Because resistance is so high with many eating disordered patients, the assessing clinician needs to have enough skill and wisdom to avoid driving the patient away from treatment as these important signs and symptoms are being addressed.
While the assessing clinician does not need to have the full set of skills that an experienced clinician in the field would have, he or she does need to have enough of a background to know how to build motivation for change and commitment to treatment or at least to get things moving enough so that he can know that the patient needs help with an eating problem so he can refer her or him to the appropriate person.
In this case, the clinician was skilled enough as a general practitioner to help the patient get unstuck from a pattern of no moving-no exercising that was pernicious to his health.
If the clinician does not feel prepared to deal with the body image and food issues that the patient may bring she must tell the patient so. The wellbeing of the patient is always the clinician’s priority.
While the most common age of onset is between 14 and 25 years of age, eating disorders occur in a wide range of ages, and are increasingly seen in children as young as 10.
Source: National Eating Disorders Information Centre of Canada (citing Cavanaugh, Carolyn J. and Lemberg, Ray. What we know about eating disorders: facts and statistics. In Lemberg, Raymond and Cohn, Leigh (Eds) (1999). Eating Disorders: A reference sourcebook. Oryx. Press. Phoenix, AZ)
Tips for Clinicians from BED Specialists
There are a number of key principles understood by clinicians who specialize in BED. It may be helpful for the assessing and referring clinician to have some idea of these tips, since they will be useful as the clinician attempts to secure the patient's engagement in treatment.
-Do not be judgmental about your patient’s actions.

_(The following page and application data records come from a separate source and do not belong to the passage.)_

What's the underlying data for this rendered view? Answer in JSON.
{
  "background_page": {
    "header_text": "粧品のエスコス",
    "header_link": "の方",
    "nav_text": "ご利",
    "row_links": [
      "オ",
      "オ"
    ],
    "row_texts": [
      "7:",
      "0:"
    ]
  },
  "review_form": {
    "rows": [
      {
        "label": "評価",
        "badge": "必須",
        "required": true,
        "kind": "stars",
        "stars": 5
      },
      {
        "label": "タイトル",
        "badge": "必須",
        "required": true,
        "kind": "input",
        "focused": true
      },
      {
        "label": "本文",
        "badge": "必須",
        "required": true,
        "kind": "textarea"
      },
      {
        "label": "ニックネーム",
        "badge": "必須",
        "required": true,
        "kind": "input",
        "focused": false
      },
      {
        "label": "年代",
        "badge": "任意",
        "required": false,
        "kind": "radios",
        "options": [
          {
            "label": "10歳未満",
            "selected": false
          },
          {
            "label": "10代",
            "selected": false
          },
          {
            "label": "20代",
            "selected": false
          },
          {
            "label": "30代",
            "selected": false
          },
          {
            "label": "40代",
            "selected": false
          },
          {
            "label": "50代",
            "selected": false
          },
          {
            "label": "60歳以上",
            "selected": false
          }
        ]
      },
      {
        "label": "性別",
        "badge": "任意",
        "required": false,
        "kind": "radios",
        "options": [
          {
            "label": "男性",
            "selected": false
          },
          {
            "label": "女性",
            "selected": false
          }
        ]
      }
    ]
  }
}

He or she is in pain, not trying to manipulate you.
-A fat thought is always about more than fat.
-Try to tie in ‘food to feelings’.
-Try to find in your patient’s discourse what feeling state he or she is in “It sounds that the diet that you are in today makes you so happy that you forgot that the last three times you began dieting, it did not go that well. But, what do you think will be different today?”
-Use food and feeding metaphors such as “You fed the hungry child inside you with food instead of with a kind word”
-Acknowledge that the pain of weight and shape is real.
To work with eating disordered patients is a long term commitment. As a healthcare professional it is important to remember, just like we remind our patients, that there is no magic pill to make it all well, just, a hopeful road to be traveled together, your patient and you.
The two factors that increase the likelihood of bingeing are hunger and negative feelings. Both are reduced with structured eating.
Source: Apple RF, Agras, WS. Overcoming eating disorders. A cognitive-behavioral treatment for bulimia and binge-eating disorder. San Antonio: Harcourt Brace & Company, 1997